Gallegos eventually recovered and faced the charges against him at a trial that began two weeks ago.
During the case, Deputy District Attorney Karen Brako relied on security camera video of the shooting and testimony from Tejada, who identified the man in the footage as Gallegos. Tejada, who admitted to originally withholding information from police, was charged as a co-conspirator in the case but agreed to testify after being offered a plea deal.
During closing arguments on Thursday, Brako argued that Gallegos was guilty of first-degree murder, or, at the very least, second-degree murder, in addition to special allegations of using a firearm in the commission of a felony and using a firearm resulting in someone’s death because he intentionally pointed the gun at Amaya’s head and shot him knowing it could result in death or great harm.
Brako added that Gallegos also showed signs of premeditation and lying in wait as he drove to The Break Room bar with a loaded gun and the intention of seeing his ex-girlfriend before eventually chasing her and Amaya for several miles before the shooting, Brako said.
She supported her argument further through the use of cell phone towers, which pinpointed Gallegos’s phone in the same area as his ex-girlfriend at around the time she was near the bar.
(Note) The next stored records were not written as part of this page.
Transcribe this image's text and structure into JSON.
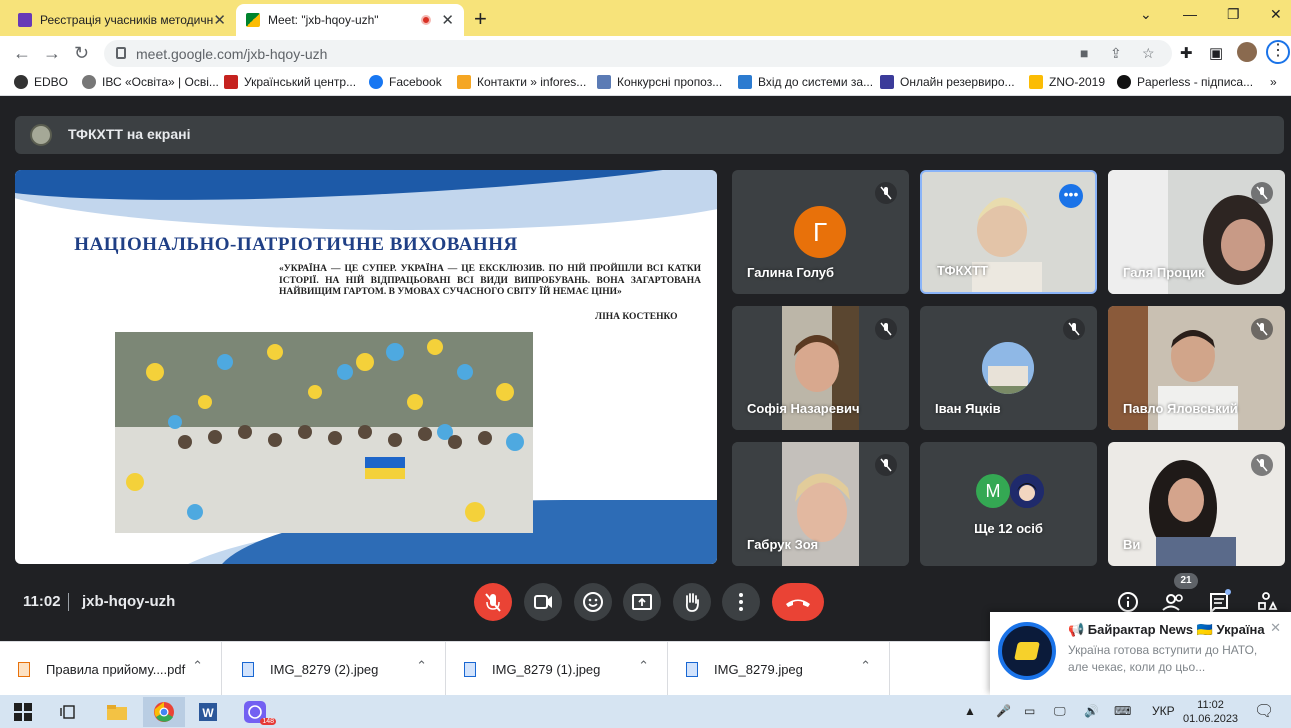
{
  "browser": {
    "tabs": [
      {
        "title": "Реєстрація учасників методичн",
        "close": "✕"
      },
      {
        "title": "Meet: \"jxb-hqoy-uzh\"",
        "close": "✕"
      }
    ],
    "new_tab": "+",
    "window_controls": {
      "chevron": "⌄",
      "minimize": "—",
      "restore": "❐",
      "close": "✕"
    },
    "url": "meet.google.com/jxb-hqoy-uzh",
    "bookmarks": [
      "EDBO",
      "ІВС «Освіта» | Осві...",
      "Український центр...",
      "Facebook",
      "Контакти » infores...",
      "Конкурсні пропоз...",
      "Вхід до системи за...",
      "Онлайн резервиро...",
      "ZNO-2019",
      "Paperless - підписа..."
    ],
    "bookmarks_more": "»"
  },
  "meet": {
    "presenting_banner": "ТФКХТТ на екрані",
    "slide": {
      "title": "НАЦІОНАЛЬНО-ПАТРІОТИЧНЕ ВИХОВАННЯ",
      "quote": "«УКРАЇНА — ЦЕ СУПЕР. УКРАЇНА — ЦЕ ЕКСКЛЮЗИВ. ПО НІЙ ПРОЙШЛИ ВСІ КАТКИ ІСТОРІЇ. НА НІЙ ВІДПРАЦЬОВАНІ ВСІ ВИДИ ВИПРОБУВАНЬ. ВОНА ЗАГАРТОВАНА НАЙВИЩИМ ГАРТОМ. В УМОВАХ СУЧАСНОГО СВІТУ ЇЙ НЕМАЄ ЦІНИ»",
      "author": "ЛІНА КОСТЕНКО"
    },
    "participants": [
      {
        "name": "Галина Голуб",
        "avatar_letter": "Г",
        "avatar_color": "#e8710a"
      },
      {
        "name": "ТФКХТТ",
        "more": "•••"
      },
      {
        "name": "Галя Процик"
      },
      {
        "name": "Софія Назаревич"
      },
      {
        "name": "Іван Яцків"
      },
      {
        "name": "Павло Яловський"
      },
      {
        "name": "Габрук Зоя"
      },
      {
        "name": "Ще 12 осіб",
        "avatar_letter": "M",
        "avatar_color": "#34a853"
      },
      {
        "name": "Ви"
      }
    ],
    "time": "11:02",
    "separator": "|",
    "meeting_code": "jxb-hqoy-uzh",
    "participant_count": "21",
    "colors": {
      "end_call": "#ea4335",
      "mic_off": "#ea4335",
      "accent": "#8ab4f8"
    }
  },
  "downloads": [
    {
      "name": "Правила прийому....pdf",
      "type": "pdf"
    },
    {
      "name": "IMG_8279 (2).jpeg",
      "type": "image"
    },
    {
      "name": "IMG_8279 (1).jpeg",
      "type": "image"
    },
    {
      "name": "IMG_8279.jpeg",
      "type": "image"
    }
  ],
  "notification": {
    "title": "📢 Байрактар News 🇺🇦 Україна",
    "body": "Україна готова вступити до НАТО, але чекає, коли до цьо...",
    "close": "✕"
  },
  "taskbar": {
    "language": "УКР",
    "clock_time": "11:02",
    "clock_date": "01.06.2023",
    "viber_badge": "148"
  }
}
Gallegos then followed her to a dead end where her car couldn’t go any further, Brako said.
“Each of these actions takes thought and consideration,” Brako said. ” … The defendant waited for the opportune time to act.”
But Gallegos’ attorney, Michael Balmer, painted his client as a protector who was worried about his ex-girlfriend. Balmer argued Gallegos went to the bar that night to help her because she was drunk and “out of control.”
When Gallegos chased his ex-girlfriend down the 103 Freeway, it wasn’t to intimidate her but to get her off the road because she was driving drunk, Balmer argued. Gallegos also never intended to kill Amaya, according to Balmer. Instead, the gun went off during a “struggle” between Gallegos and Amaya, he told jurors.
“What I just heard was ‘I intend to kill you but before I do that let me hit you with my gun first,'” Balmer said. “You don’t get close enough for hand-to-hand combat if you intend to kill.”
In addition, Balmer tried to discredit witness testimony from Tejada, the ex-girlfriend, by painting her as a “party girl” that was blackout drunk the night of the shooting.
“She’s drunk no question about it, and I doubt she remembers anything,” Balmer told jurors.
In her rebuttal, Brako called Balmer’s arguments speculation and said Gallegos was in control of his actions that night.
“He wants you to believe a gun went off,” Brako told jurors. “Guns don’t go off unless you have a finger on the trigger.”
As to the assault charges for allegedly ramming the car of detectives trying to arrest him, Balmer argued Gallegos didn’t know he was being surrounded by cops and that crashing into the vehicle blocking him in was an act of “self-preservation.”
“There’s no evidence that he had any idea he was being arrested,” Balmer said.
But Brako emphasized the detectives identified themselves as police and used sirens and vests with the words “police” when contacting Gallegos.
“He knew it was the cops and his time on the run was over,” Brako said. ” … That’s why he did what he did.”
Jurors deliberated for nearly two days before reaching a verdict and finding Gallegos guilty of first-degree murder and assault with a deadly weapon. The jury also found the special allegation that Gallegos used a firearm in the commission of the crime to be true.
Gallegos will be sentenced on Feb. 14, 2023. He faces 50 years to life in prison for the murder conviction, with an additional four years for the assault with a deadly weapon.